A swarm of robots based on ants and geckos seems like a terrifying proposition, but the reality is far cuter, and far more impressive, than you might expect.
The purpose of these super-strong µTug Microrobots is to investigate teamwork. The Stanford group behind them wanted to see how best to mimic the way ants work together to multiply their individual strength into a massive force. The result is counterintuitive—the best suited robots are relatively weak on their own, and move slowly, but their slow movements are the key, giving these movements time to overlap with those of the the other µTugs. This beats out stronger robots that can give a good hard yank on a rope, but for a shorter time, which results in a bunch of individual yanks.
If that makes the individual µTugs sound weak, they’re not. Similar to the tiny tugboats that tow huge cruise ships into port, the µTugs are just plain strong. Watch them here as six of the little creatures, weighing in at just three and a half ounces between them, pulls a 3,900-pound car. On polished concrete.

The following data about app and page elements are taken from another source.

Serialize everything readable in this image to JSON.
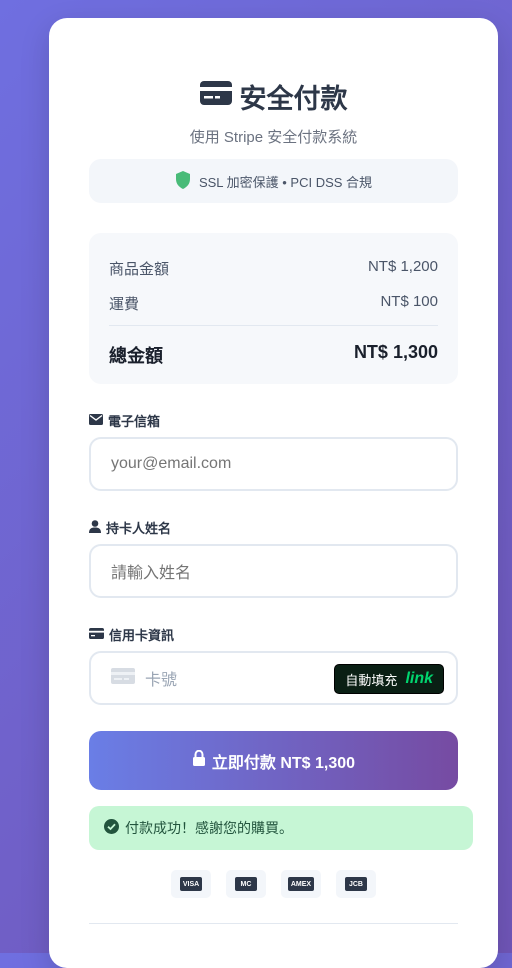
{
  "header": {
    "title": "安全付款",
    "subtitle": "使用 Stripe 安全付款系統"
  },
  "security_notice": "SSL 加密保護 • PCI DSS 合規",
  "summary": {
    "items": [
      {
        "label": "商品金額",
        "value": "NT$ 1,200"
      },
      {
        "label": "運費",
        "value": "NT$ 100"
      }
    ],
    "total_label": "總金額",
    "total_value": "NT$ 1,300"
  },
  "form": {
    "email_label": "電子信箱",
    "email_placeholder": "your@email.com",
    "name_label": "持卡人姓名",
    "name_placeholder": "請輸入姓名",
    "card_label": "信用卡資訊",
    "card_placeholder": "卡號",
    "autofill_label": "自動填充",
    "autofill_brand": "link"
  },
  "pay_button": "立即付款 NT$ 1,300",
  "success_message": "付款成功！感謝您的購買。",
  "card_brands": [
    {
      "name": "VISA",
      "icon": "visa-icon"
    },
    {
      "name": "MC",
      "icon": "mastercard-icon"
    },
    {
      "name": "AMEX",
      "icon": "amex-icon"
    },
    {
      "name": "JCB",
      "icon": "jcb-icon"
    }
  ],
  "colors": {
    "accent_start": "#667eea",
    "accent_end": "#764ba2",
    "success_bg": "#c6f6d5",
    "success_text": "#22543d",
    "link_green": "#00d66f"
  }
}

The robots have gecko-inspired material on their feet, which lets them grip even smooth surfaces like the polished concrete seen here, and when “stuck” they can generate 14 pounds of shear force each. Between them, they manage 80 pounds which, says the Stanford team, was “about two times what was necessary to overcome the static friction of the car.”

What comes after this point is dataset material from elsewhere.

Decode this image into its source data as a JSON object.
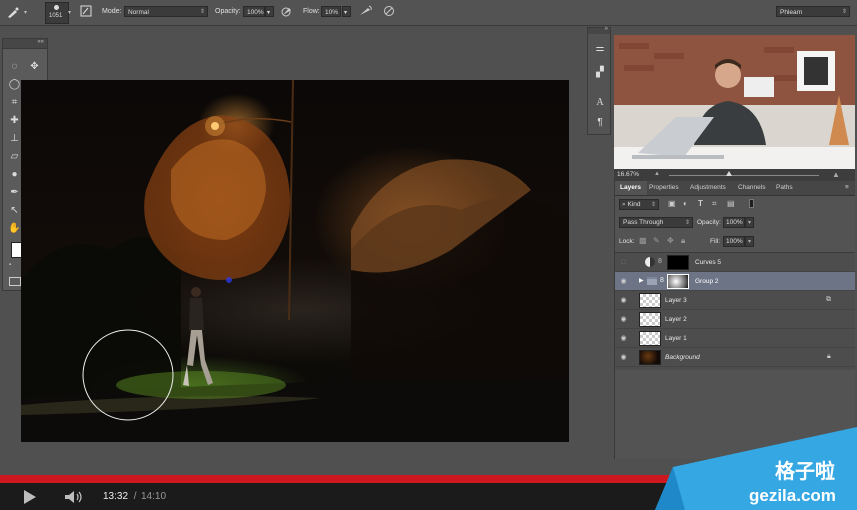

Even if they don’t want to sell this amazing robo-team as a toy, then the folks behind this could clean up selling robo-themed motivational posters.